And, about 6 months later than we expected, we are finally crossing into Brazil. The good news is, exiting Uruguay and entering Brazil was a pretty painless process. The Uruguayan officials are so laid-back, that it reminded us why we liked the country so much. And, we even saw our Westy buddy again – he’s a teacher in Chuy and has to come through this checkpoint every day.
The town of Chuy (Uruguay)/ Chui (Brazil) is a market town, and contains some duty free shopping on the main street that divides the countries. Interestingly, the entire town(s) is between the migration offices for each country. It’s a no-man’s land. We had been without Uruguayan pesos for a few days (there are no ATMs from La Paloma to Chuy), knowing we were about to cross into Brazil. Not a huge problem, but we were ready to refill the pantry and get some fresh food. We were down to the canned stuff. So, we sent Jason off to the ATM, while Bode and I manned the bus.
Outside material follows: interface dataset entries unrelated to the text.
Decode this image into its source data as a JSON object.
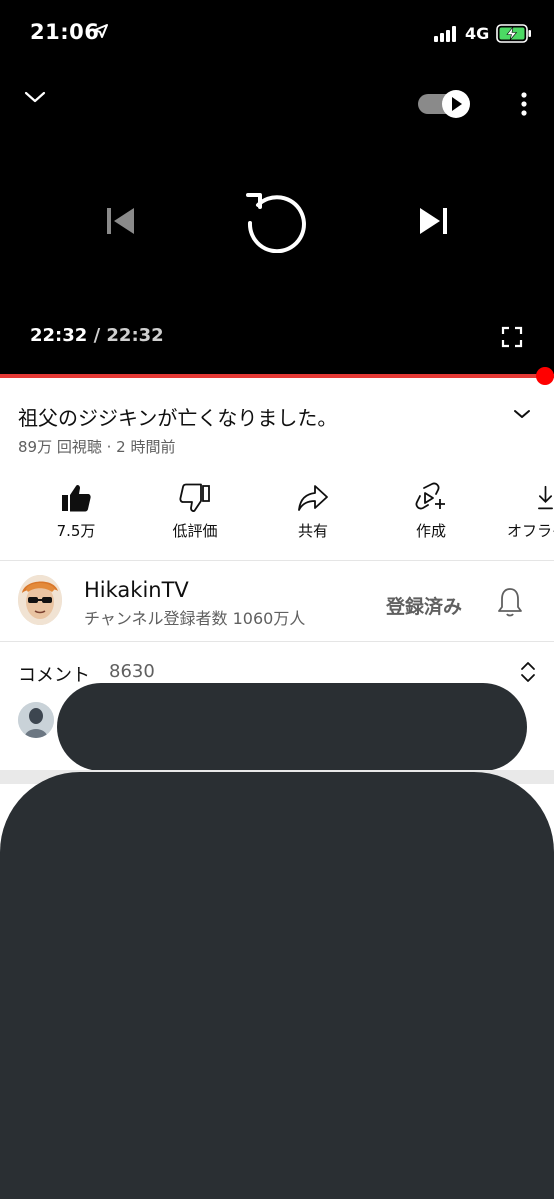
{
  "status_bar": {
    "time": "21:06",
    "network": "4G"
  },
  "player": {
    "current_time": "22:32",
    "separator": " / ",
    "duration": "22:32",
    "progress": 1.0,
    "autoplay_on": true,
    "accent_color": "#ff0000"
  },
  "video": {
    "title": "祖父のジジキンが亡くなりました。",
    "meta": "89万 回視聴 · 2 時間前"
  },
  "actions": [
    {
      "label": "7.5万",
      "icon": "thumbs-up-icon"
    },
    {
      "label": "低評価",
      "icon": "thumbs-down-icon"
    },
    {
      "label": "共有",
      "icon": "share-icon"
    },
    {
      "label": "作成",
      "icon": "create-icon"
    },
    {
      "label": "オフライ",
      "icon": "download-icon"
    }
  ],
  "channel": {
    "name": "HikakinTV",
    "subscribers": "チャンネル登録者数 1060万人",
    "subscribe_label": "登録済み"
  },
  "comments": {
    "label": "コメント",
    "count": "8630"
  }
}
He was gone an unusually long time, and Bode had been eyeing the pancho stand near us and I’d promised him one when Jason got back with some Brazilian reales.
When he finally returned, he had the bad news. He was unable to get any money. He went to 3 banks and tried maybe 8 different ATM machines inside the banks*. Each time he got different errors: ‘unable to process’, ‘communication error’ and one machine even went blank and reset itself. Finally, he got ‘denied’. We pulled out the laptop and found that we actually had a wi-fi signal so we immediately checked our bank account. About $400 dollars had been taken out of the account. We called our bank, and although a withdrawal showed up in our account, it hadn’t fully processed, so they weren’t able to do anything. But, they helpfully informed us that we would now be denied on subsequent attempts because we were over our daily limit. Now that we had some time to think about all the attempts and the weird machine behavior, we started to get nervous. We decided not to try my card and we would wait it out and go to the next town. Luckily, we had some US dollars with us and we exchanged those. The first time on the trip the emergency stash was necessary.
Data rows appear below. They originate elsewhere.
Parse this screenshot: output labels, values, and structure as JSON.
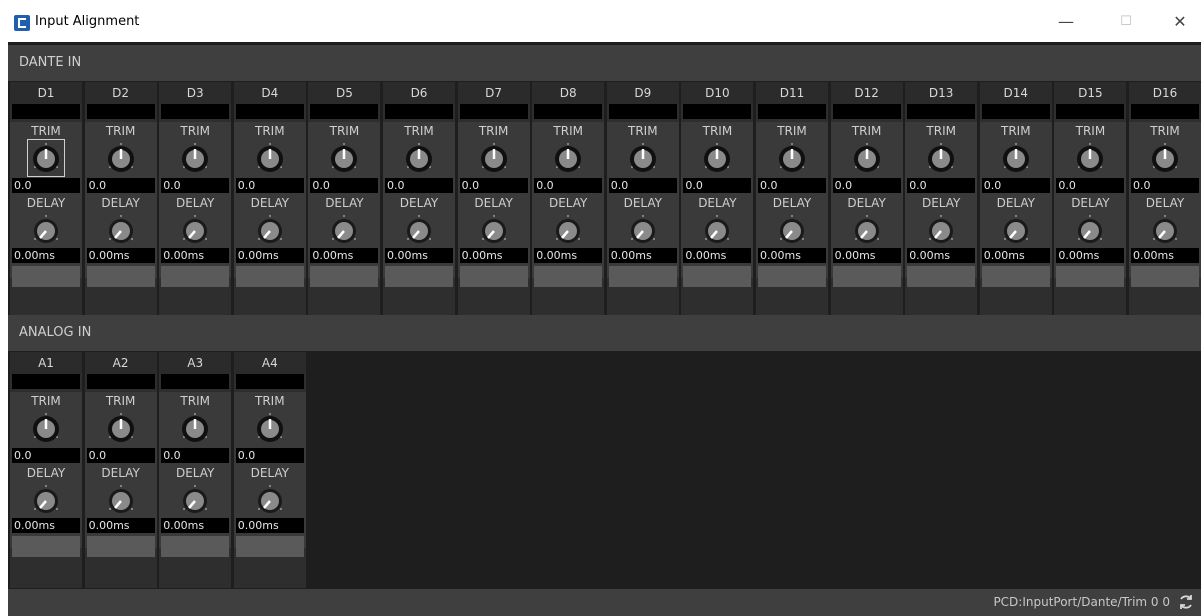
{
  "window": {
    "title": "Input Alignment"
  },
  "window_controls": {
    "minimize": "—",
    "maximize": "☐",
    "close": "✕"
  },
  "dante": {
    "header": "DANTE IN",
    "channels": [
      {
        "name": "D1",
        "trim_label": "TRIM",
        "trim_value": "0.0",
        "delay_label": "DELAY",
        "delay_value": "0.00ms"
      },
      {
        "name": "D2",
        "trim_label": "TRIM",
        "trim_value": "0.0",
        "delay_label": "DELAY",
        "delay_value": "0.00ms"
      },
      {
        "name": "D3",
        "trim_label": "TRIM",
        "trim_value": "0.0",
        "delay_label": "DELAY",
        "delay_value": "0.00ms"
      },
      {
        "name": "D4",
        "trim_label": "TRIM",
        "trim_value": "0.0",
        "delay_label": "DELAY",
        "delay_value": "0.00ms"
      },
      {
        "name": "D5",
        "trim_label": "TRIM",
        "trim_value": "0.0",
        "delay_label": "DELAY",
        "delay_value": "0.00ms"
      },
      {
        "name": "D6",
        "trim_label": "TRIM",
        "trim_value": "0.0",
        "delay_label": "DELAY",
        "delay_value": "0.00ms"
      },
      {
        "name": "D7",
        "trim_label": "TRIM",
        "trim_value": "0.0",
        "delay_label": "DELAY",
        "delay_value": "0.00ms"
      },
      {
        "name": "D8",
        "trim_label": "TRIM",
        "trim_value": "0.0",
        "delay_label": "DELAY",
        "delay_value": "0.00ms"
      },
      {
        "name": "D9",
        "trim_label": "TRIM",
        "trim_value": "0.0",
        "delay_label": "DELAY",
        "delay_value": "0.00ms"
      },
      {
        "name": "D10",
        "trim_label": "TRIM",
        "trim_value": "0.0",
        "delay_label": "DELAY",
        "delay_value": "0.00ms"
      },
      {
        "name": "D11",
        "trim_label": "TRIM",
        "trim_value": "0.0",
        "delay_label": "DELAY",
        "delay_value": "0.00ms"
      },
      {
        "name": "D12",
        "trim_label": "TRIM",
        "trim_value": "0.0",
        "delay_label": "DELAY",
        "delay_value": "0.00ms"
      },
      {
        "name": "D13",
        "trim_label": "TRIM",
        "trim_value": "0.0",
        "delay_label": "DELAY",
        "delay_value": "0.00ms"
      },
      {
        "name": "D14",
        "trim_label": "TRIM",
        "trim_value": "0.0",
        "delay_label": "DELAY",
        "delay_value": "0.00ms"
      },
      {
        "name": "D15",
        "trim_label": "TRIM",
        "trim_value": "0.0",
        "delay_label": "DELAY",
        "delay_value": "0.00ms"
      },
      {
        "name": "D16",
        "trim_label": "TRIM",
        "trim_value": "0.0",
        "delay_label": "DELAY",
        "delay_value": "0.00ms"
      }
    ]
  },
  "analog": {
    "header": "ANALOG IN",
    "channels": [
      {
        "name": "A1",
        "trim_label": "TRIM",
        "trim_value": "0.0",
        "delay_label": "DELAY",
        "delay_value": "0.00ms"
      },
      {
        "name": "A2",
        "trim_label": "TRIM",
        "trim_value": "0.0",
        "delay_label": "DELAY",
        "delay_value": "0.00ms"
      },
      {
        "name": "A3",
        "trim_label": "TRIM",
        "trim_value": "0.0",
        "delay_label": "DELAY",
        "delay_value": "0.00ms"
      },
      {
        "name": "A4",
        "trim_label": "TRIM",
        "trim_value": "0.0",
        "delay_label": "DELAY",
        "delay_value": "0.00ms"
      }
    ]
  },
  "status": {
    "text": "PCD:InputPort/Dante/Trim 0 0",
    "icon": "refresh-icon"
  },
  "colors": {
    "background": "#1e1e1e",
    "header": "#3f3f3f",
    "strip": "#2e2e2e",
    "panel": "#3a3a3a",
    "value_box": "#000000",
    "accent_icon": "#1f5fae"
  }
}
We had high hopes of finding all the little things we needed really cheap here. But, nearly all the shops carried the absolute lowest quality crap. The only decent store was an airport-quality, fancy-pants duty-free shop at the end of the street. I think there may have been good deals on LaCoste clothing, perfume and makeup, but no car batteries or motor oil. We didn’t have much money anyway, so we spent a portion of what we had on a bottle of Jim Beam (which we haven’t seen since the duty free in Punta Arenas, Chile), Bode’s hot dog (he wasn’t going to let us forget that), and gasoline (we are thrilled to be spending only $6 USD/gallon now) and took off for the Brazilian immigration.
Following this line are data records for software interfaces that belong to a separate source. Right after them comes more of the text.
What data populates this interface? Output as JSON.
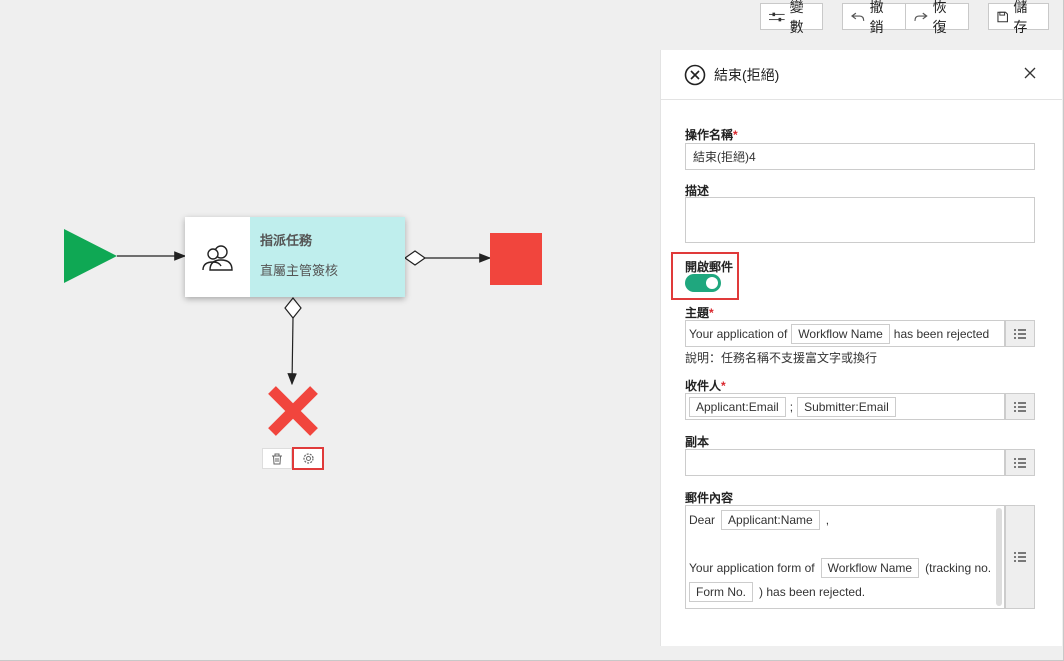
{
  "toolbar": {
    "variables_label": "變數",
    "undo_label": "撤銷",
    "redo_label": "恢復",
    "save_label": "儲存"
  },
  "canvas": {
    "task_title": "指派任務",
    "task_subtitle": "直屬主管簽核"
  },
  "panel": {
    "title": "結束(拒絕)",
    "operation_name": {
      "label": "操作名稱",
      "value": "結束(拒絕)4"
    },
    "description": {
      "label": "描述",
      "value": ""
    },
    "enable_mail": {
      "label": "開啟郵件",
      "on": true
    },
    "subject": {
      "label": "主題",
      "prefix": "Your application of",
      "tag": "Workflow Name",
      "suffix": "has been rejected",
      "hint": "說明：任務名稱不支援富文字或換行"
    },
    "recipients": {
      "label": "收件人",
      "tags": [
        "Applicant:Email",
        "Submitter:Email"
      ],
      "separator": ";"
    },
    "cc": {
      "label": "副本",
      "value": ""
    },
    "mail_body": {
      "label": "郵件內容",
      "greeting": "Dear",
      "greeting_tag": "Applicant:Name",
      "greeting_suffix": ",",
      "line2_prefix": "Your application form of",
      "line2_tag": "Workflow Name",
      "line2_suffix": "(tracking no.",
      "line3_tag": "Form No.",
      "line3_suffix": ") has been rejected."
    },
    "required_mark": "*"
  },
  "colors": {
    "start": "#0fa854",
    "end": "#f1453d",
    "reject": "#f1453d",
    "task_bg": "#bfeeed",
    "toggle_on": "#1fa77e",
    "highlight": "#e03a3a"
  }
}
Our Brazilian visas, obtained six months ago, are still valid. Whew. We were actually a little worried about that – we had heard stories. The officials were nice, and one spoke some English. Getting the car in was a breeze – just the title and driver’s license was required. Again, we had heard stories of problems. And, there was no food inspection (or any inspection at all). As Americans, we get 90 days. We can request an additional 90 days at any Federal Police station. Apparently, 180 consecutive days per year is the absolute maximum time we’re allowed in the country. If anyone knows ways around this, please let us know.
Then, we were off to the next sizable town – Cassino.
This gave us a few hours to build up anxiety over the ATM deabacle. We were eager to check our accounts again. We opened up the Brazil guidebook and found this little unhelpful nugget:
One of the biggest scams to watch out for is people hacking into your bank account after you use an ATM machine. There have been many reports of this by travelers throughout Brazil.
- Lonely Planet guide.
Spotting roadside capybaras took our mind of of it for a little while. Later, we found wi-fi in Cassino and learned that Jason’s account had been suspended due to ‘fraudulent activity’.
We passed a couple of closed campsites (still off-season) before we saw a guard inside one of them. I got out and asked (in Spanish) if there was camping. Well, I learned the hard way that the Brazilians do not like you to speak Spanish to them. He gave me the business. Something about, “If you Uruguayans are going to come here, you need to learn the damn language. Jackasses.” Something like that. We told him we weren’t from Uruguay. “Argentina?” No, Estados Unidos. Since we weren’t one of the two major offenders, it softened him up a little, and he told me to learn Portuguese and gave us directions to an open campground.
By the time we got there, we were deflated. Our first day in Brazil, and we’d already been scammed (maybe) and scolded in Portuguese. This is the kind of night you’ve just got to pull out the Ramen noodles and go to bed. Tomorrow’s plan: deal with the ATM card mess, get money, buy real food.
*we’ve consistently only used ATMs that are physically inside a bank for 3.5 years with no issues until now.